Start of Block
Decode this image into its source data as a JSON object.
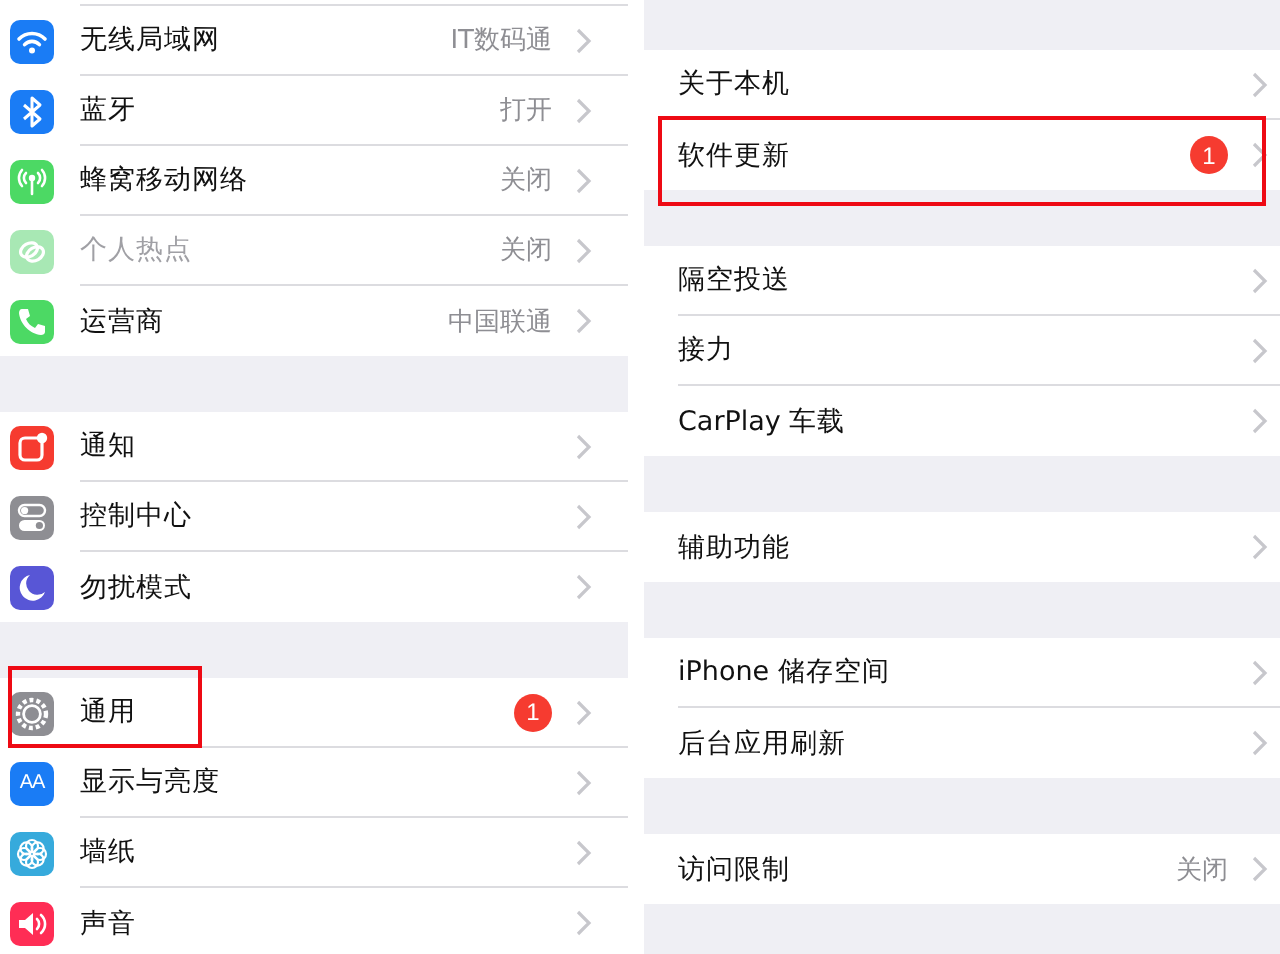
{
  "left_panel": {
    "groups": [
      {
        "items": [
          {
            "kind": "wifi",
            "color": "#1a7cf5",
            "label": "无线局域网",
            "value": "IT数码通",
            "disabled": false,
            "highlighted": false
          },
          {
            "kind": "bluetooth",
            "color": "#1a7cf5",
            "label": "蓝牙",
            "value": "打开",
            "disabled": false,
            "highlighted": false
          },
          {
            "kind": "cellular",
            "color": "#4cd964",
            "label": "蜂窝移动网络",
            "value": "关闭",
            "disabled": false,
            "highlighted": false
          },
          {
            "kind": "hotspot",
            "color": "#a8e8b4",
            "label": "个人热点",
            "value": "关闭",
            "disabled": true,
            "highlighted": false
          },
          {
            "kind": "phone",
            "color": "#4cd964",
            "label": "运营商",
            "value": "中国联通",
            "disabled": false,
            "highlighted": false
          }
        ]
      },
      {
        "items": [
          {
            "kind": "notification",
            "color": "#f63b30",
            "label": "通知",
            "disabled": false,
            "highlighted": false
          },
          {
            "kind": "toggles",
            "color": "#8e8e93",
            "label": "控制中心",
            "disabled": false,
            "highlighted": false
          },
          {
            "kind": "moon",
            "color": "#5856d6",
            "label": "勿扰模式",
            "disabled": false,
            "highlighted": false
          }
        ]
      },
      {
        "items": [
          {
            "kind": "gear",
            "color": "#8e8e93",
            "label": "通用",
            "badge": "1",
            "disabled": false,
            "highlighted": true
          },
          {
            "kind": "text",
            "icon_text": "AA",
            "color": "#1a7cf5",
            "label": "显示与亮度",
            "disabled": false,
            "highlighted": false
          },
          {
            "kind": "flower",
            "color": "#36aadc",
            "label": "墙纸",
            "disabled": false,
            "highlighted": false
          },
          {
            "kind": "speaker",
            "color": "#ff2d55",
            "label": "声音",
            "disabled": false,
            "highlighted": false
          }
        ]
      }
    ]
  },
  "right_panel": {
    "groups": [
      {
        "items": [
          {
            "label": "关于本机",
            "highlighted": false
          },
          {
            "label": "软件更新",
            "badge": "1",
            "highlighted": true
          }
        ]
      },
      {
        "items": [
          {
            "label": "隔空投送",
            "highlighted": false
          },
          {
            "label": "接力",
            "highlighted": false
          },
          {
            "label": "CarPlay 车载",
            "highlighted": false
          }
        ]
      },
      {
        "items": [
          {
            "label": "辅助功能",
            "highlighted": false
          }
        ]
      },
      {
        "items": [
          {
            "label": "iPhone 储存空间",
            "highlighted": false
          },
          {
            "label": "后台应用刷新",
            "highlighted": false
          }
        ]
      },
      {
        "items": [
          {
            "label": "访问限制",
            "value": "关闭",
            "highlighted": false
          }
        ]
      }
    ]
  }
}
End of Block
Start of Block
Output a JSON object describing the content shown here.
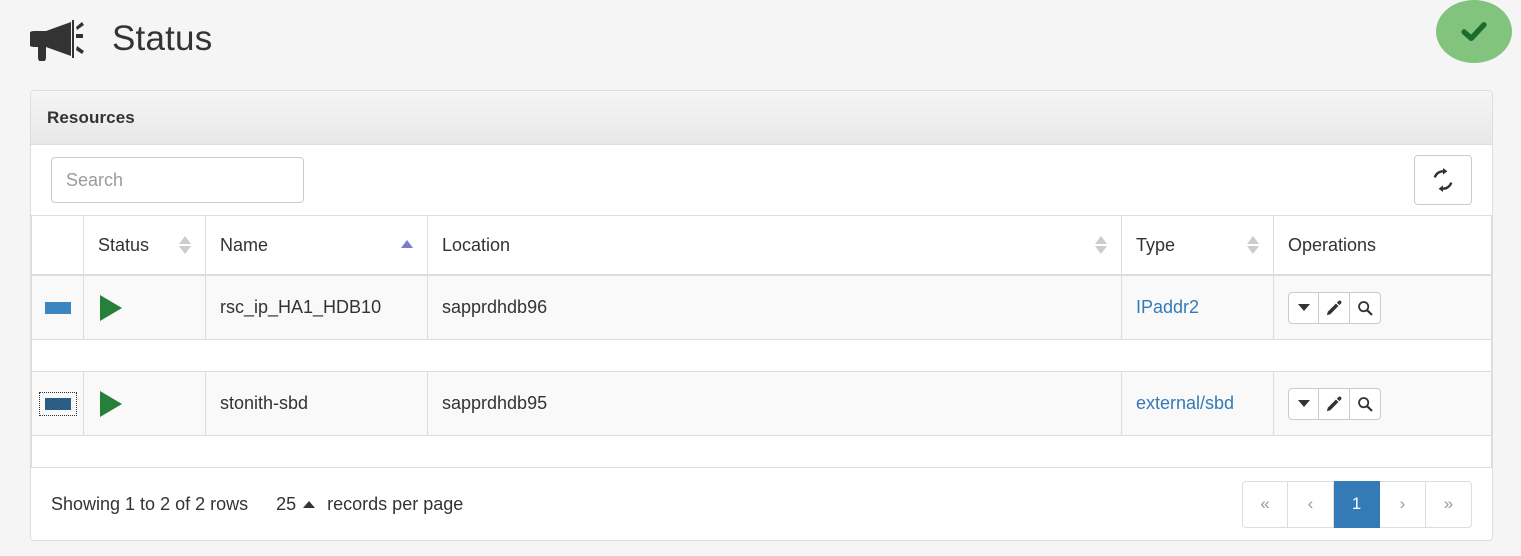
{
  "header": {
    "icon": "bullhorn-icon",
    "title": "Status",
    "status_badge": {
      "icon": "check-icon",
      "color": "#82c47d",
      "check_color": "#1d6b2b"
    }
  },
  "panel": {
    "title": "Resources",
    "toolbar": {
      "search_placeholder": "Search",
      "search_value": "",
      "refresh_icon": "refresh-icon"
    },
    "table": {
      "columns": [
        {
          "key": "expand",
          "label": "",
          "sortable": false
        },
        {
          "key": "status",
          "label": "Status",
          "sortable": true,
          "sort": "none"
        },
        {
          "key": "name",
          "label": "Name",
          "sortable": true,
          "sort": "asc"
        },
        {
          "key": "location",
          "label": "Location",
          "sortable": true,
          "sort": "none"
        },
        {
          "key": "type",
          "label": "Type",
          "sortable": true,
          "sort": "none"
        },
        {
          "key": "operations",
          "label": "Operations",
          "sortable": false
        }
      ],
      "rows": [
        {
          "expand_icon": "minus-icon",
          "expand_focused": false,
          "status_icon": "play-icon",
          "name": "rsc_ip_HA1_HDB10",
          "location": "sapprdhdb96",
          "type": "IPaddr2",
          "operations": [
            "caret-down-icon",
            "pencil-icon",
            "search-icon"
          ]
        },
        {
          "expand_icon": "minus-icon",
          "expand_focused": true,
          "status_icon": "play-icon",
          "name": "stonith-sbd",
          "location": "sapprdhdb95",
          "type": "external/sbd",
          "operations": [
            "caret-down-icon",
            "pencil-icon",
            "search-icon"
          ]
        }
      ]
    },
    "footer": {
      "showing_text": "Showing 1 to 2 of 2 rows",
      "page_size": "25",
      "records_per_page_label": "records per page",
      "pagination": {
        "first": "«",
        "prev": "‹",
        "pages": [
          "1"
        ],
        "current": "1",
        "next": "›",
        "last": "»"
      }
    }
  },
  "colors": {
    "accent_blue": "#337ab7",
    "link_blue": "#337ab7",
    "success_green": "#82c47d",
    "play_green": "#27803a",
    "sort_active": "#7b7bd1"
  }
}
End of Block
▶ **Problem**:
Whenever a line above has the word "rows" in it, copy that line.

▶ **Response to the exercise**:
      "rows": [
      "showing_text": "Showing 1 to 2 of 2 rows",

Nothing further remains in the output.